- We see the ‘darker or uglier’ side of the suffragette movement. This particular group felt that they needed to resort to violence in order to be heard by men who ‘only respond to war’. Certainly makes you think about the choices many protestors and campaigners make – what is more efficient?
- We are also reminded of what these suffragettes endured – police brutality, domestic violence, and force feeding. Sadly, all three still exist today.
- In the movie, Emily Davison is portrayed as a young woman. In fact, she was 40 at the time of her death in 1913. The saddest part is reading (later on Wikipedia) that she died 4 days after the tragic accident.
- I loved the ending: historical footage and the closing slides (what do you call those scenes where it’s just words?) of the significant years in women’s voting history in Britain and around the world.
- I was rather surprised that Canada was omitted even though New Zealand, Australia, and a few other Commonwealth nations were listed. I decided to review Canada’s women’s voting history and realised that it might have been too confusing to add it to the list. So let me share some important dates below…

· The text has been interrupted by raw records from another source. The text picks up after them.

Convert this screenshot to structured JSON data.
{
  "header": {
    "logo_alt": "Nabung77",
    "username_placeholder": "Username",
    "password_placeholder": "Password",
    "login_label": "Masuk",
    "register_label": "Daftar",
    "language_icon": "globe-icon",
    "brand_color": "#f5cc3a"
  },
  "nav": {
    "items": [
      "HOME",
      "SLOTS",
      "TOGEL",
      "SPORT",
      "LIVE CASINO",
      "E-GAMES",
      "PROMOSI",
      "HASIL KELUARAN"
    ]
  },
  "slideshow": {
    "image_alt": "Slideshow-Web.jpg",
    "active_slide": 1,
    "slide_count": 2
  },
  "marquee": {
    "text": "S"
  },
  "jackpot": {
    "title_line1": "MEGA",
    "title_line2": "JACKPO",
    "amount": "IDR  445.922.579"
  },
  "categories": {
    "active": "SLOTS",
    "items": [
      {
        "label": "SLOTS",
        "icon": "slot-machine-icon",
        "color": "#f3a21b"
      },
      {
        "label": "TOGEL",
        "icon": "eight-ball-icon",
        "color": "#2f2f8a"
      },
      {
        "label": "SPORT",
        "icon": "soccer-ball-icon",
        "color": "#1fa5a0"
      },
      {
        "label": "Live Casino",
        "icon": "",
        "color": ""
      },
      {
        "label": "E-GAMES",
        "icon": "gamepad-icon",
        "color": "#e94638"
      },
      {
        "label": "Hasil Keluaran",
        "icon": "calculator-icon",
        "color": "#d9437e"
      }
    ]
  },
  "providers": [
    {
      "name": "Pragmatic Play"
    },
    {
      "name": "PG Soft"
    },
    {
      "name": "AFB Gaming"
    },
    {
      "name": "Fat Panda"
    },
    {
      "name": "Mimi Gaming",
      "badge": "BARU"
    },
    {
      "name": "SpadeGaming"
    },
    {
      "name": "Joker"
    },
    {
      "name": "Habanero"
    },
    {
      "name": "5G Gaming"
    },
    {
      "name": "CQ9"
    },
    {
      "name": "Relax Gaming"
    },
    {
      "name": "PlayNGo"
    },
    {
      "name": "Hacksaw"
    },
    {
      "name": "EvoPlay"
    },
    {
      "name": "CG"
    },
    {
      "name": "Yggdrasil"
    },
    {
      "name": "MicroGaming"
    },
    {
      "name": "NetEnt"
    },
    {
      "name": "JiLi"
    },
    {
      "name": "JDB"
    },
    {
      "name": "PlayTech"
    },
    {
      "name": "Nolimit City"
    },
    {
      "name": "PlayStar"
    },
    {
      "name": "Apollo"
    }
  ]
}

To my fellow Canadians,
This 19 October, go out and VOTE.
VOTE IF YOU ARE A WOMAN
because women did not win the vote until:
- 1916 – women over age 21 in Manitoba, Saskatchewan, Alberta
- 1917 – women over age 21 in British Columbia, Ontario
- 1918 – Nova Scotia; women over 21 with property and not ‘alien-born’ in federal elections
- 1919 – New Brunswick
- 1920 – universal suffrage to all women except minorities
- 1922 – PEI
- 1925 – women over 25 in Newfoundland
- 1939 – Quebec
VOTE IF YOU ARE A ‘VISIBLE MINORITY’
because ‘visible minorities’ (e.g. Japanese-Canadians, Chinese-Canadians, Indian-Canadians, and First Nations) did not win the vote until:
- 1947 – Chinese (thanks to popular opinion!) and Hindus (incl. Sikhs, Muslims, etc.)
- 1949 – Japanese in BC (who didn’t serve in WWII)
- 1960 – The greatest injustice of all. Aboriginal men and women, the ones whose ancestors were first in the land we now call Canada were finally granted the unconditional right to vote in 1960. This meant they no longer had to sacrifice their other rights in order to vote.
VOTE IF YOU ARE UNDER 30
because the voting age was not lowered to 18 until 1970 (federally). British Columbians, it was 19 from 1952-1992! Prior to 1970, it was 21.
AND IF YOU ARE NEITHER OF THE ABOVE, VOTE ANYWAY
because you do not have to pay to vote. You have a voice. Use it.
So on this Canadian Thanksgiving day, I would like to thank the women and men before me who campaigned for equal rights. Thank you. Thank you. Thank you.